It was as wondrous as the day Bhupen had finally selected his final signature—one that would remain with him till his death. The “B” was to resemble the bow of a warrior while the “G” looked like a careless “8” or a crude recreation of a sea-horse. The rest of the letters in his name were the coils of a telephone receiver. Baba had reiterated the permanence of it; Bhupen himself had read in the paper how there were certain “professionals” who could tell everything about you from the slashes and strokes of your signature. When Pishi asked him how he liked his tea, of which he had no set recipe, the reply was coherent and spontaneous. Bhupen rejected his father’s technique of listing out separate items on his fingers to recall them with precision despite the recipe being Baba’s:

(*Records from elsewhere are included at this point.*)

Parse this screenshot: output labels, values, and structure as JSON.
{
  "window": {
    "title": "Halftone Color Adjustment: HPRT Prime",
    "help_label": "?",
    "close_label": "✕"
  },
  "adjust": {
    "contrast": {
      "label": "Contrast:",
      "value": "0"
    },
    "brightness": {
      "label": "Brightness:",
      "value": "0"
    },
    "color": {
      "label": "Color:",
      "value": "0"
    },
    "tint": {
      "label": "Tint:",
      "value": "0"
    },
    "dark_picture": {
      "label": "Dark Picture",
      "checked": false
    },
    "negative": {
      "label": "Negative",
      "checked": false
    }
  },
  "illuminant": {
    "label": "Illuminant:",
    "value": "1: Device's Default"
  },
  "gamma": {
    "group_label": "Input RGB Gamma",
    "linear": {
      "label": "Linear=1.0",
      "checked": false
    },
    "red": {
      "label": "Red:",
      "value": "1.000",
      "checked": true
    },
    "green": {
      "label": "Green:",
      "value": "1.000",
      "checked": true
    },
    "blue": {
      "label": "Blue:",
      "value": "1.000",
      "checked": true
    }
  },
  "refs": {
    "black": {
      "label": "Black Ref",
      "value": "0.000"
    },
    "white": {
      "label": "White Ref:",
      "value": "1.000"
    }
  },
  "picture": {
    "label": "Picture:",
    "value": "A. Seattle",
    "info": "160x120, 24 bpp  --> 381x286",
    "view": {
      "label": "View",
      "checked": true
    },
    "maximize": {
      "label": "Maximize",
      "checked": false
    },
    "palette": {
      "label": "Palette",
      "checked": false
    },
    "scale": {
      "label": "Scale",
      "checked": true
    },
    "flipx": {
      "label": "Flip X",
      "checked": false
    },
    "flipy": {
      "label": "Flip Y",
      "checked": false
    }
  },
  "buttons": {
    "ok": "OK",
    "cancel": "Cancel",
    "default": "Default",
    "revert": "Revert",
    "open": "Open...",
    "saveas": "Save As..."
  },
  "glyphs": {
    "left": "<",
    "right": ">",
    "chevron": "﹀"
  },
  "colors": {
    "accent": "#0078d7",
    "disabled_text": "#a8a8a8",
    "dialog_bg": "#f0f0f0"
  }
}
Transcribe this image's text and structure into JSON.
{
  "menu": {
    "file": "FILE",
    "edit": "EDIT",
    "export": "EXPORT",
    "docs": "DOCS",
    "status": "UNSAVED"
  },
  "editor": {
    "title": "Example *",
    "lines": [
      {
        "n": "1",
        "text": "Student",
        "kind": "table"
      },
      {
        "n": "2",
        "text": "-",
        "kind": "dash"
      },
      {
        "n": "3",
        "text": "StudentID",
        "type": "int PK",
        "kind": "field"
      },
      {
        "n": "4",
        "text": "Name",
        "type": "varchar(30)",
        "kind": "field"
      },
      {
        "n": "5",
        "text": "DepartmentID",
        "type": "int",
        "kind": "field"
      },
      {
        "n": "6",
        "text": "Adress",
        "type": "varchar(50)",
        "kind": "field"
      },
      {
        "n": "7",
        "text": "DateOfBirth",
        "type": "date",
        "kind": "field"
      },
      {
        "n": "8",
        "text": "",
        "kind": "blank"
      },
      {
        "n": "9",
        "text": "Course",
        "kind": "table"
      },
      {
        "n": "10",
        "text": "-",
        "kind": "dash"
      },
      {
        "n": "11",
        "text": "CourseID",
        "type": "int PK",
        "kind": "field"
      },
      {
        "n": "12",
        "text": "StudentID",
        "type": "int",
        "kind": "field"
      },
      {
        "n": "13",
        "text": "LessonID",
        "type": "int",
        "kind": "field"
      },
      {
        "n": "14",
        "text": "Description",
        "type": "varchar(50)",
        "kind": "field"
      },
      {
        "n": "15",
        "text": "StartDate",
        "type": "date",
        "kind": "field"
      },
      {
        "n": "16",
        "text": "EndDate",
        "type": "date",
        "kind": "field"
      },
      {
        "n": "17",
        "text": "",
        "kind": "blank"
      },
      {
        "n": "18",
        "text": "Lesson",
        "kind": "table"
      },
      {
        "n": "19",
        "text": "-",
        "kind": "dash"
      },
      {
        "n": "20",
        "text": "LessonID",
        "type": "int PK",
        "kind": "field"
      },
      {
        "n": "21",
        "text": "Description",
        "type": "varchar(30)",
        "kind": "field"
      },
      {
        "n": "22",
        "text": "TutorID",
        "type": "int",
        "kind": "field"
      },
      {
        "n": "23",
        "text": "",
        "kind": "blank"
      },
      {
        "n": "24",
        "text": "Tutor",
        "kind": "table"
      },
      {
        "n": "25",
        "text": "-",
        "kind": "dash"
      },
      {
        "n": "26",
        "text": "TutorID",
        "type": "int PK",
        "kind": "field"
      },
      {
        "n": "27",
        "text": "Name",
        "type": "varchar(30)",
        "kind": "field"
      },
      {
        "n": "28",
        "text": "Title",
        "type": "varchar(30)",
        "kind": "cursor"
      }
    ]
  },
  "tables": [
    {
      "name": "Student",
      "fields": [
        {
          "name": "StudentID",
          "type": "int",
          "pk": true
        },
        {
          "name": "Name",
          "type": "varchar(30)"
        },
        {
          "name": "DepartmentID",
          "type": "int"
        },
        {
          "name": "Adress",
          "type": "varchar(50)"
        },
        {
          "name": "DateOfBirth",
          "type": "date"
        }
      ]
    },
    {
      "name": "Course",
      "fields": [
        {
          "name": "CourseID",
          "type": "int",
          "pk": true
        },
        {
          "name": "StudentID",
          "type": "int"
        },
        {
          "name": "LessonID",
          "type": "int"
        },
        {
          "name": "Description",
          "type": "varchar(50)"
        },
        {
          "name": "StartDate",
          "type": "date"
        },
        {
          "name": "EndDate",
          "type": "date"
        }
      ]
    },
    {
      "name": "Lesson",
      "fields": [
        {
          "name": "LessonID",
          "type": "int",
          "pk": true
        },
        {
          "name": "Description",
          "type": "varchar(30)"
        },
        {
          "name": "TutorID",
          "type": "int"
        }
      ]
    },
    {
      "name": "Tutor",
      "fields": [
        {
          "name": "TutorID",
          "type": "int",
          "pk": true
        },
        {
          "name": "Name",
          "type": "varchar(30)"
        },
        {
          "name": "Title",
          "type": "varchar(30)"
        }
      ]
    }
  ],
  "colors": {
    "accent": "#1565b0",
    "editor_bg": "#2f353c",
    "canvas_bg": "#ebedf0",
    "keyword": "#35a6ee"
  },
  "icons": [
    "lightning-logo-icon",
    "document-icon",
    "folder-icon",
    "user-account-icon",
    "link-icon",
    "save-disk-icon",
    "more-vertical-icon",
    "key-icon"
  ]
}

A cupful of Amul milk, and Amul milk alone, to be boiled for two minutes. A tablespoon of sugar to be added at the lapse of that time, followed by another tablespoon of Assamese tea leaves. The contents in the tumbler to stirred constantly for about three minutes, during which time the heat was to be increased, then decreased, then increased again, then decreased again, so that the tea would rise and fall, rise and fall, until it formed a skin on its surface. Once the tea had assumed the colour of Bhupen’s forearm was it to be taken off the stove. Biscuits were a compulsion as flesh is to blood.
When the tea arrived, Bhupen inquired of his Pishi, ‘Did you shave your head when Pisha died?’
‘Why would I do that? I don’t live in the olden days when women shaved their heads after their husbands died. Or jumped into a fire. It was oppressive. So someone came and saved us from this nonsense.’
‘So, how is my situation any different? Then why must I shave my head? Is it because no one has emancipated me? It’s still a thing of the past, isn’t it?’
‘We were under the thumbs of men.’
‘And here you are clicking your tongue when I tell you that I won’t shave my head or wear a white cloth and nothing more or eat meat. Tell me which man I have to go up to so that he may repeal whatever rule this is. It’s not oppression, oh no. It’s a form of passive-aggressive blackmail.’
A brief silence ensued once more before the thump of Pishi’s footsteps caused the surface of Bhupen’s tea to throb.
Looking up at the corner of the ceiling once again, Bhupen studied the ghost of his father. Baba weakly smiled at him but it was not indulgent. He still hovered cross-legged. Bhupen dipped the broken half of the rusk into his tea and return the ghost’s smile. The piece slipped between his fingers into the tea. Both father and son clicked their tongues. Upon the ghost’s encouragement, Bhupen brought the chipped cup to his lips:
—he tasted the heat, the bitterness of the leaves, and the sweetness of the milk and sugar on the tip of his tongue all at once;
—he crushed between his teeth that one crystal of sugar that had failed to dissolve;
—he tossed in his mouth the mush of the hardened rusk which had now turned into a wet sponge.
Baba beamed at Bhupen, uncrossed his legs, and glided out of the room.